The image of Grubicy that is delivered to us by Wildt’s bust somewhat clashes with the one that the visitor gets from the exhibition’s itinerary, even when looking at photographs and self-portraits of the artist: how elegant, of refined tastes, sometimes delicate, and inclined to companionship the real Grubicy was, how severe and almost repelling Wildt’s is. The slightly wrinkled eyelashes however also convey to us the image of a dreamer firm and immovable in his idea of beauty and feeling, for which he spent an entire career. It would be a long time before this idea of his was recognized: Grubicy, like many other artists, was also affected by the hasty judgments that the critics between the two wars, and to some extent also the subsequent ones (and on him weighed the fact that he was not only a painter, but also a critic and gallery owner: a combination of professionalism that was hardly admissible for the mentality of the twentieth century), developed of the experiences of the pointillists and in general of the Italian nineteenth century. The rediscovery of Grubicy and colleagues could only begin again in the late 1960s: today, beyond his role as the highest Italian exponent of the paysage-tat de l’me, he is also credited with having spread research on color theory in Italy, and with having promoted artists who, like Segantini, we might not have known without his contribution.

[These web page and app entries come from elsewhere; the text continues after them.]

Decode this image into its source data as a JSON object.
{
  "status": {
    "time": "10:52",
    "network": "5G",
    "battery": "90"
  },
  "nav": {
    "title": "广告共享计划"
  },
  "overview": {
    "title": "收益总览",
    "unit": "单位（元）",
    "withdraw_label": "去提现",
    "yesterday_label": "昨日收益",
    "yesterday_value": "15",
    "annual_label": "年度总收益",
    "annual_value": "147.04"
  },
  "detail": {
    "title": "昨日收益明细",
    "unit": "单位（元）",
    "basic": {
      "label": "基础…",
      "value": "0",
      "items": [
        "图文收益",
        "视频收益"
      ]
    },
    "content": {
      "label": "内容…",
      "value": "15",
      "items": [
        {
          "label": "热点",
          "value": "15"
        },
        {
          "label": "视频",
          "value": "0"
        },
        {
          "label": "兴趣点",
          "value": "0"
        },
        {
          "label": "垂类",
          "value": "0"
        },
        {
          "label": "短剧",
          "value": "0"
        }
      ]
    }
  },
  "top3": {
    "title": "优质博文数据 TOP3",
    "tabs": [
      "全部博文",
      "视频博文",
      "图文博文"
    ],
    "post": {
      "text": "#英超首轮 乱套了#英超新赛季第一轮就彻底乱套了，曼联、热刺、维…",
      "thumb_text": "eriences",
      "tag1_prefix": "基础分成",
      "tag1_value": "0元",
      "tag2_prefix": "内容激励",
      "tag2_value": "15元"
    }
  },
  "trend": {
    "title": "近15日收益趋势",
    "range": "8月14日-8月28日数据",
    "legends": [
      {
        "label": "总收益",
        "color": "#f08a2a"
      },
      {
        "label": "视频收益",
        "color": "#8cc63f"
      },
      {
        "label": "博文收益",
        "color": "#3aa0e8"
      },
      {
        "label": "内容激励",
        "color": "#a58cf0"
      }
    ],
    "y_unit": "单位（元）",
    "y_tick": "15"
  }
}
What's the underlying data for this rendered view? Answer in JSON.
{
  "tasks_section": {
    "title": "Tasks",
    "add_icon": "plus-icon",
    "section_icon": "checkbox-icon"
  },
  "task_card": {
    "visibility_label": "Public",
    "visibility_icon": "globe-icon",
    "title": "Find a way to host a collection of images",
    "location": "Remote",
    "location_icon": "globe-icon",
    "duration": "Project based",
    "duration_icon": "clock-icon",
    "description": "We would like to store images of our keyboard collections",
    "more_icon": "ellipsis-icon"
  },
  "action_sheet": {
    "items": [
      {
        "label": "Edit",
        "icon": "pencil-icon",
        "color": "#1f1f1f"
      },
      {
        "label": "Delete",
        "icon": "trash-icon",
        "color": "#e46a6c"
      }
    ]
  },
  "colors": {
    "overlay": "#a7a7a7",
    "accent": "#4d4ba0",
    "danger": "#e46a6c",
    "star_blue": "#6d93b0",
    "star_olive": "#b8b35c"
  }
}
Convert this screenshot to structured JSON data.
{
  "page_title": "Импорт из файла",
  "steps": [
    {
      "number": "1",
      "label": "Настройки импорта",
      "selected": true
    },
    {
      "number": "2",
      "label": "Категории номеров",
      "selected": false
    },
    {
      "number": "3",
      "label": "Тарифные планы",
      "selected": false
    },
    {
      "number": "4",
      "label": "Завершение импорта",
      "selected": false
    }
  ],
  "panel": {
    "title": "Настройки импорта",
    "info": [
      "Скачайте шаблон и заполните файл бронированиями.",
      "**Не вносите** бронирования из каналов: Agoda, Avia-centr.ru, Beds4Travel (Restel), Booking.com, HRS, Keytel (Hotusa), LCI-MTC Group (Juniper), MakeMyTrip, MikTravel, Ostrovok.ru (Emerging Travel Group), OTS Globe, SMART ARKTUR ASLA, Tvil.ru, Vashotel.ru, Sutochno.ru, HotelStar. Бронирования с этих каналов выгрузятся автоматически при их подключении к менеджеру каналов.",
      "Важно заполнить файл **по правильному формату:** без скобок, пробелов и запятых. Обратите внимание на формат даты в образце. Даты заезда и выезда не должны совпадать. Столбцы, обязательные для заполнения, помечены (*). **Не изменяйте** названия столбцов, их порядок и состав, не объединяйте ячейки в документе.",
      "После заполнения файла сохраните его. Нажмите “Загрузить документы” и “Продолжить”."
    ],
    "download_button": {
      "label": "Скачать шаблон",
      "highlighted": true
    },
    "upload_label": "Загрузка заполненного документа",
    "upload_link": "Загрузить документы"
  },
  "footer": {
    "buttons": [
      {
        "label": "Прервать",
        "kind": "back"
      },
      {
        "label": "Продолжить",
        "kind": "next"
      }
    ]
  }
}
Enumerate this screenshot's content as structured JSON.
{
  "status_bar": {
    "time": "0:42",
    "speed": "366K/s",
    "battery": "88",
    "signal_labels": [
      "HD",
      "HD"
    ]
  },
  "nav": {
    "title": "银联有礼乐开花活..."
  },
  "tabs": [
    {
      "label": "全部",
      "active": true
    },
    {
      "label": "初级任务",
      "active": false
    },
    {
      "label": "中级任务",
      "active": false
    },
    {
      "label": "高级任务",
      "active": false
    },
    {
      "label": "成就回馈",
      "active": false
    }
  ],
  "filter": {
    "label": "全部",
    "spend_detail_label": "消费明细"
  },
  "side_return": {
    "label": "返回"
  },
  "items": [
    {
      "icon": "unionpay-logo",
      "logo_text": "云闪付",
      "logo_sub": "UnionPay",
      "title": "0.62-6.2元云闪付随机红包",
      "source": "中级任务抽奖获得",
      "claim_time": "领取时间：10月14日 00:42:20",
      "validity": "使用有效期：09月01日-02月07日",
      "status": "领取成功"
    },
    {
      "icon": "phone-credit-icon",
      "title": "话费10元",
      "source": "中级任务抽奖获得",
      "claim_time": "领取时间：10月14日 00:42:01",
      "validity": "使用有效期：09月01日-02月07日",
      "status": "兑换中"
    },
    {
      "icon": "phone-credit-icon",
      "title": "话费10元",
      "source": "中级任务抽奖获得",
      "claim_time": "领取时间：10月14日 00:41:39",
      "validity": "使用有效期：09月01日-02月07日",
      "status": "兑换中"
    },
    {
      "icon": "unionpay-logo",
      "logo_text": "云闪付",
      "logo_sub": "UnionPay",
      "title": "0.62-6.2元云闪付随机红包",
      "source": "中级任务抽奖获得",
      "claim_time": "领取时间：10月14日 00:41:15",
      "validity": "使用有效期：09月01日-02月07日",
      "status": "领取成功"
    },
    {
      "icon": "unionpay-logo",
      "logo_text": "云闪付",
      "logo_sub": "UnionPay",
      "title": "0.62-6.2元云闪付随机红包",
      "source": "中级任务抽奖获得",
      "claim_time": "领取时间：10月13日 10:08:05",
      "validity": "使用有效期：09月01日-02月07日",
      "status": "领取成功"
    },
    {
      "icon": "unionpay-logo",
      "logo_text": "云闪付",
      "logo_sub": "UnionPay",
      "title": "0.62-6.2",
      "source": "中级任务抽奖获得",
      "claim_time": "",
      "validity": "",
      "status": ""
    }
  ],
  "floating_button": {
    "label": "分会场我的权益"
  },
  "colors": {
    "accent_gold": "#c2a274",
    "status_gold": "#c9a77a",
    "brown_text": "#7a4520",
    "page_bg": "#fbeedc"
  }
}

From the Livorno exhibition, enriched, moreover, by a catalog that stands as a new and updated monograph (it would have been nice to see it enriched by a chapter with a critical anthology, since especially his contemporaries wrote a great deal about him), there emerges, therefore, for real, the figure of an “intellectual-artist,” as per the title of the review, without whom many experiences would perhaps have known different and lesser impulses. More than fifteen years after the first monographic exhibition dedicated to him in a public museum, the above-mentioned one in Verbania, the Museo della Citt’s exhibition fully restores that “complex and fundamental” personality, as Sergio Rebora defined him at the time, multifaceted and passionate, the singer of a painting that tended to give form to the idea more than to reality, and decisive for the evolution of Italian art at the dawn of the new century.